### Records for processing
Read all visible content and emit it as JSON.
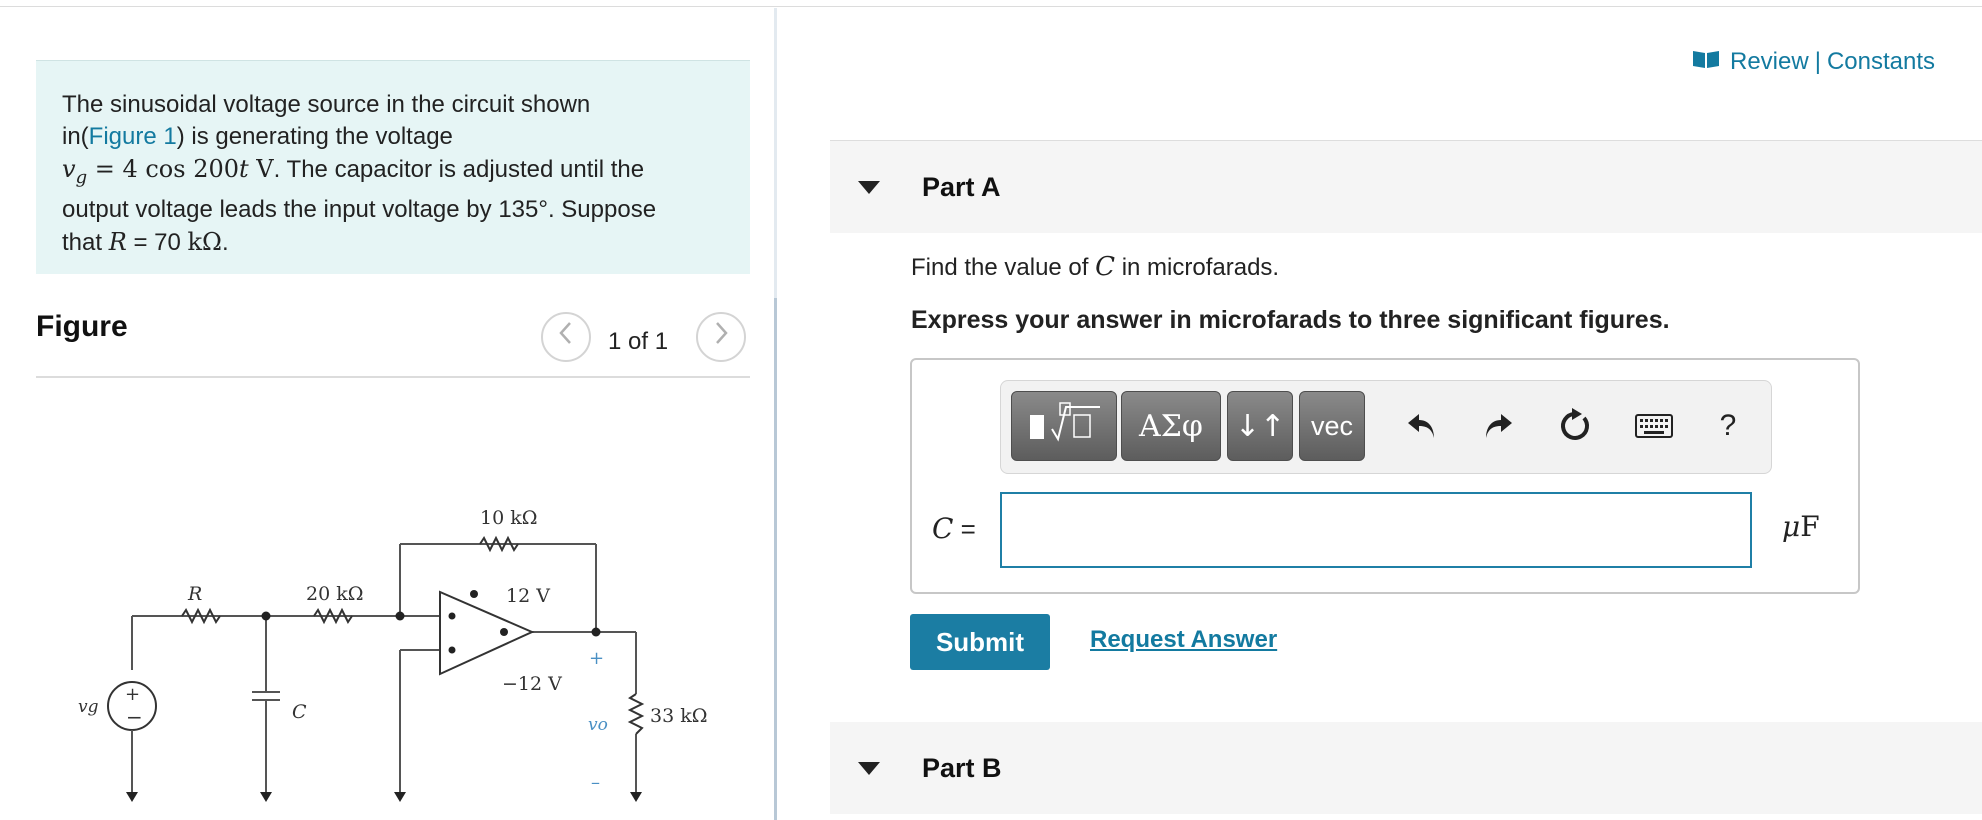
{
  "problem": {
    "line1": "The sinusoidal voltage source in the circuit shown",
    "line2_pre": "in(",
    "figure_link": "Figure 1",
    "line2_post": ") is generating the voltage",
    "math_vg": "v",
    "math_vg_sub": "g",
    "math_eq": " = 4 cos 200",
    "math_t": "t",
    "math_v": " V",
    "line3_post": ". The capacitor is adjusted until the",
    "line4": "output voltage leads the input voltage by 135°. Suppose",
    "line5_pre": "that ",
    "math_R": "R",
    "line5_eq": " = 70 ",
    "math_kohm": "kΩ",
    "line5_post": "."
  },
  "figure": {
    "title": "Figure",
    "pager_text": "1 of 1",
    "prev_icon": "chevron-left-icon",
    "next_icon": "chevron-right-icon",
    "labels": {
      "r_feedback": "10 kΩ",
      "r": "R",
      "r_20k": "20 kΩ",
      "v_pos": "12 V",
      "v_neg": "−12 V",
      "c": "C",
      "vg": "vg",
      "vo": "vo",
      "r_load": "33 kΩ",
      "plus": "+",
      "minus": "−",
      "plus_small": "+",
      "minus_small": "–"
    }
  },
  "header": {
    "review": "Review",
    "separator": "|",
    "constants": "Constants",
    "review_icon": "book-icon"
  },
  "parts": [
    {
      "title": "Part A"
    },
    {
      "title": "Part B"
    }
  ],
  "partA": {
    "question_pre": "Find the value of ",
    "question_var": "C",
    "question_post": " in microfarads.",
    "instructions": "Express your answer in microfarads to three significant figures.",
    "var_label_var": "C",
    "var_label_eq": " =",
    "input_value": "",
    "unit_mu": "μ",
    "unit_F": "F",
    "toolbar": {
      "templates": "templates",
      "greek": "ΑΣφ",
      "arrows": "↓↑",
      "vec": "vec",
      "help": "?"
    },
    "submit": "Submit",
    "request_answer": "Request Answer"
  }
}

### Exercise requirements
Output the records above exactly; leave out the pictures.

### Finished task
Read all visible content and emit it as JSON.
{
  "problem": {
    "line1": "The sinusoidal voltage source in the circuit shown",
    "line2_pre": "in(",
    "figure_link": "Figure 1",
    "line2_post": ") is generating the voltage",
    "math_vg": "v",
    "math_vg_sub": "g",
    "math_eq": " = 4 cos 200",
    "math_t": "t",
    "math_v": " V",
    "line3_post": ". The capacitor is adjusted until the",
    "line4": "output voltage leads the input voltage by 135°. Suppose",
    "line5_pre": "that ",
    "math_R": "R",
    "line5_eq": " = 70 ",
    "math_kohm": "kΩ",
    "line5_post": "."
  },
  "figure": {
    "title": "Figure",
    "pager_text": "1 of 1",
    "prev_icon": "chevron-left-icon",
    "next_icon": "chevron-right-icon",
    "labels": {
      "r_feedback": "10 kΩ",
      "r": "R",
      "r_20k": "20 kΩ",
      "v_pos": "12 V",
      "v_neg": "−12 V",
      "c": "C",
      "vg": "vg",
      "vo": "vo",
      "r_load": "33 kΩ",
      "plus": "+",
      "minus": "−",
      "plus_small": "+",
      "minus_small": "–"
    }
  },
  "header": {
    "review": "Review",
    "separator": "|",
    "constants": "Constants",
    "review_icon": "book-icon"
  },
  "parts": [
    {
      "title": "Part A"
    },
    {
      "title": "Part B"
    }
  ],
  "partA": {
    "question_pre": "Find the value of ",
    "question_var": "C",
    "question_post": " in microfarads.",
    "instructions": "Express your answer in microfarads to three significant figures.",
    "var_label_var": "C",
    "var_label_eq": " =",
    "input_value": "",
    "unit_mu": "μ",
    "unit_F": "F",
    "toolbar": {
      "templates": "templates",
      "greek": "ΑΣφ",
      "arrows": "↓↑",
      "vec": "vec",
      "help": "?"
    },
    "submit": "Submit",
    "request_answer": "Request Answer"
  }
}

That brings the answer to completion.